Proper ventilation is one of the most crucial factors in a roof’s durability. Without it, moisture and heat can accumulate in the attic area, causing the sheathing and rafters to rot, the insulation to lose its effectiveness, and the shingles to buckle.
Therefore, a professional roofing contractor will never recommend blocking off sources of ventilation such as soffit vents, ridge vents, and louvers – even during winter. Good ventilation in the attic also increases the life of the roofing material, prevents structural damage caused by moisture, enhances the comfort level in the rooms underneath, and reduces energy consumption.
In addition to the importance of free flowing air, a roofing contractor knows that insulation plays a vital role in attic ventilation. Ideally, an attic should have:
- At least 1 inch of space between the roof sheathing and the insulation.
- Enough vented, open spaces to enable air to pass freely in and out.
- A vapor retarder next to the ceiling and under the insulation to prevent moisture rising into the attic.
- A gap-free layer on the attic floor to protect the home from heat loss or gain.
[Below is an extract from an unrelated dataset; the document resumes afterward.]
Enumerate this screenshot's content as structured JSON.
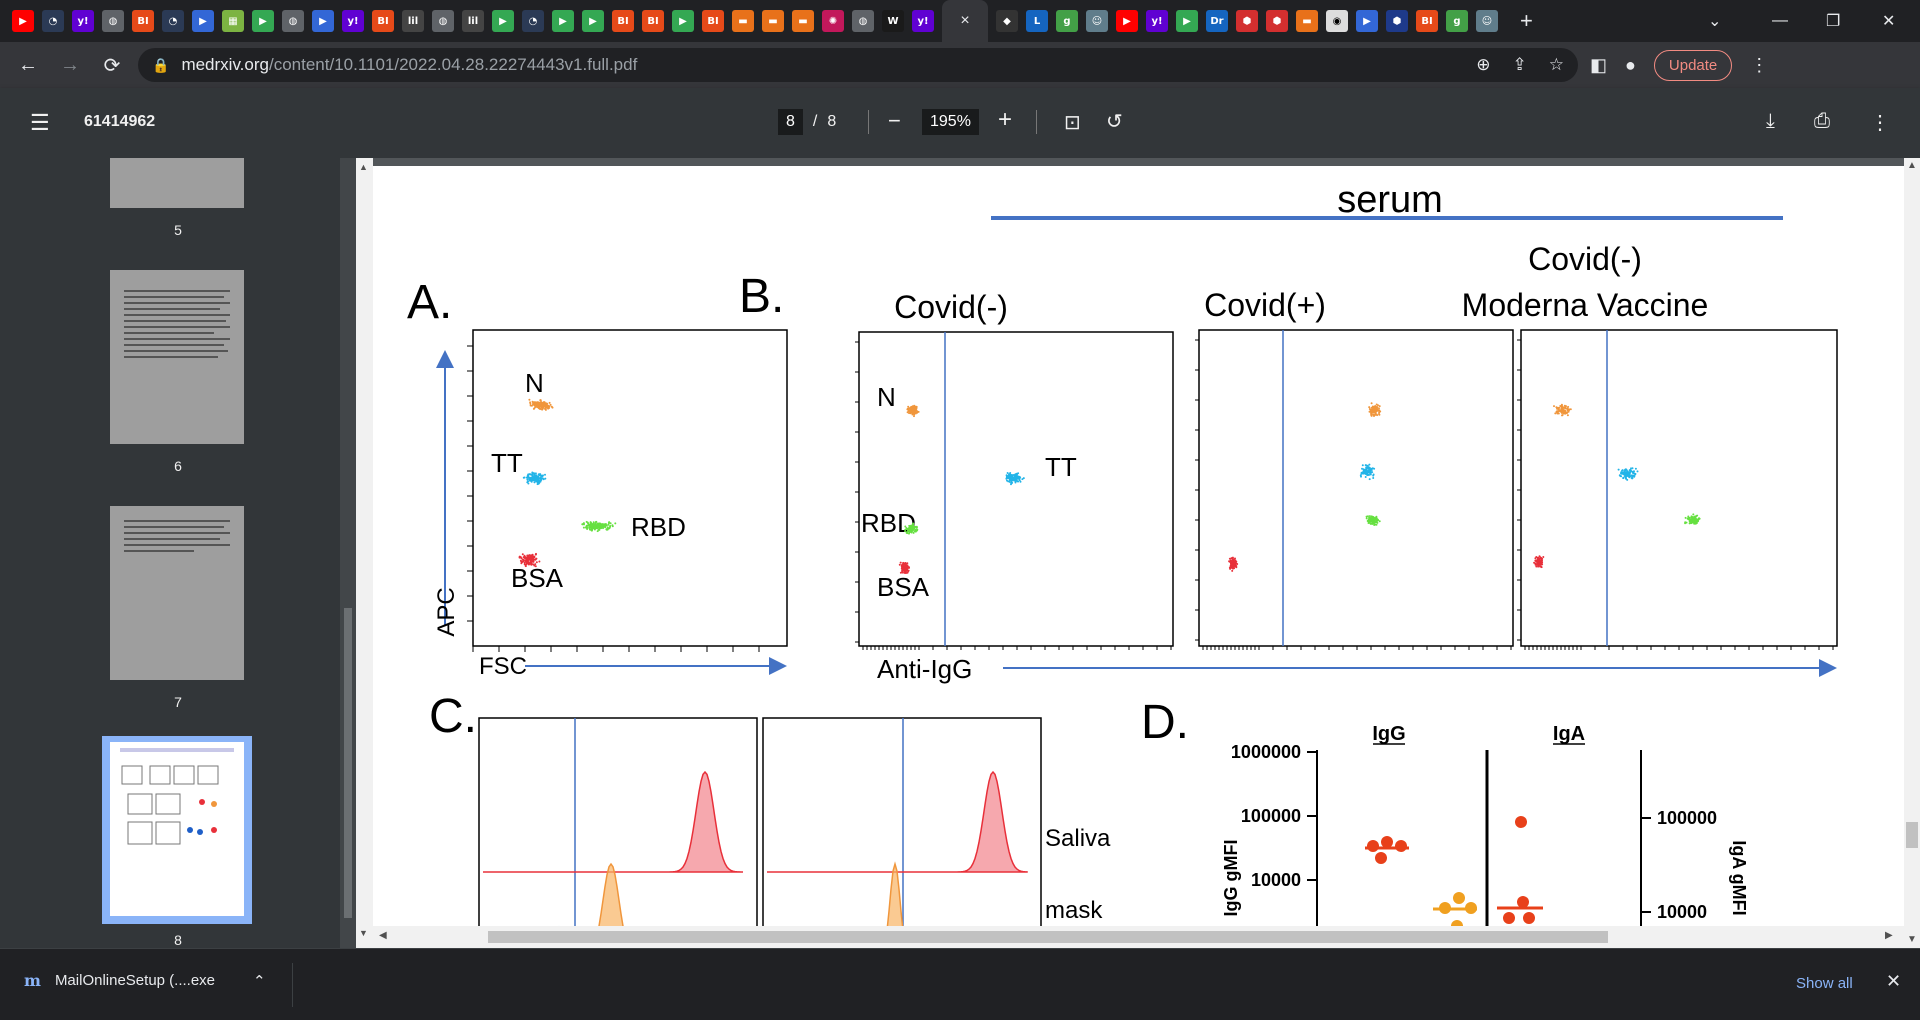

The requirements for correct ventilation in an attic depend on a number of factors, including the structure’s atmospheric humidity, shade, and exposure to the sun. Nonetheless, the formula for ventilation is generally based on the width and length of the attic. The NRCA (National Roofing Contractors Association) recommends that a roofing contractor leaves at least 1 sq. ft. of vent area for every 150 sq. ft. of attic floor, with the vents placed commensurately near, or at, the ridge and the eaves.